This is a great time to practice gratitude and grace—it’s a marathon, not a sprint!
03What are some tips for staying motivated if you don’t feel that drive you felt at the beginning of the new year to stick with your fitness goals?
We use the term “just move” here in fitness. If you feel as though your motivation is beginning to dwindle, choose one habit that you feel like you can keep up (parking farther away, taking the stairs instead of the elevator, taking a fitness class once a week, blocking off 20 minutes on your calendar to step away from your desk to walk a couple times a week).
There is also something to be said for being practical vs. optimal. If it’s practical for you to only get to the gym two days a week, schedule those two days within the time block you have and do what you can. The key is to create a practical habit that leads to consistency.

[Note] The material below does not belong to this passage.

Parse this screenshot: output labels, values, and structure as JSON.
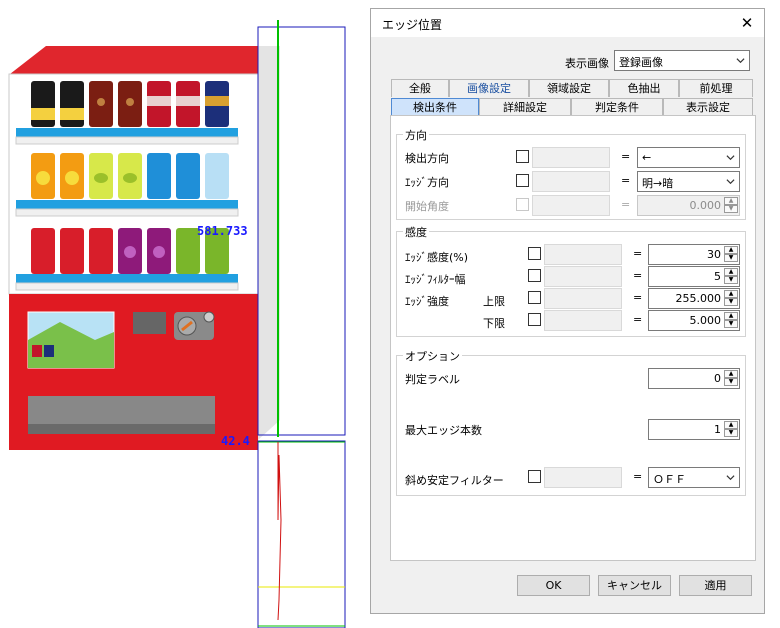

Another factor we discuss is a mindset shift. Instead of saying “I have to work out,” what would it look like if you said, “I get to work out.”
Coming from a gratitude lens, appreciating what you can do, exactly where you are, rather than what you can’t, will create space for self-love, which leads to empowerment and productivity.
04What keeps you going? What’s your favorite way to stay physically active?
Strength training has always been my passion; my background is in strength and conditioning. Throughout my time coaching at the high school and college levels, and working as a Division III strength and conditioning coach, the constant in multiple settings was getting to witness the impact that strength training had on building confidence not only within a fitness setting, but in life.
Regardless of where life has taken me, I have always found some of my most confident and empowering moments in the weight room. Over the years I have had the opportunity to serve as a role model in multiple facets—exemplifying the importance of creating space to build muscle and gain confidence through strength training, which extends far beyond the weight room.
From a personal standpoint—I’m a planner. I meal prep on Sundays in preparation for the upcoming week, along with planning out my workout days, aiming to get to the gym three times a week, along with one yoga class a week. I love a good morning workout (shoulder day is my favorite)! Additionally, I enjoy hiking and kayaking.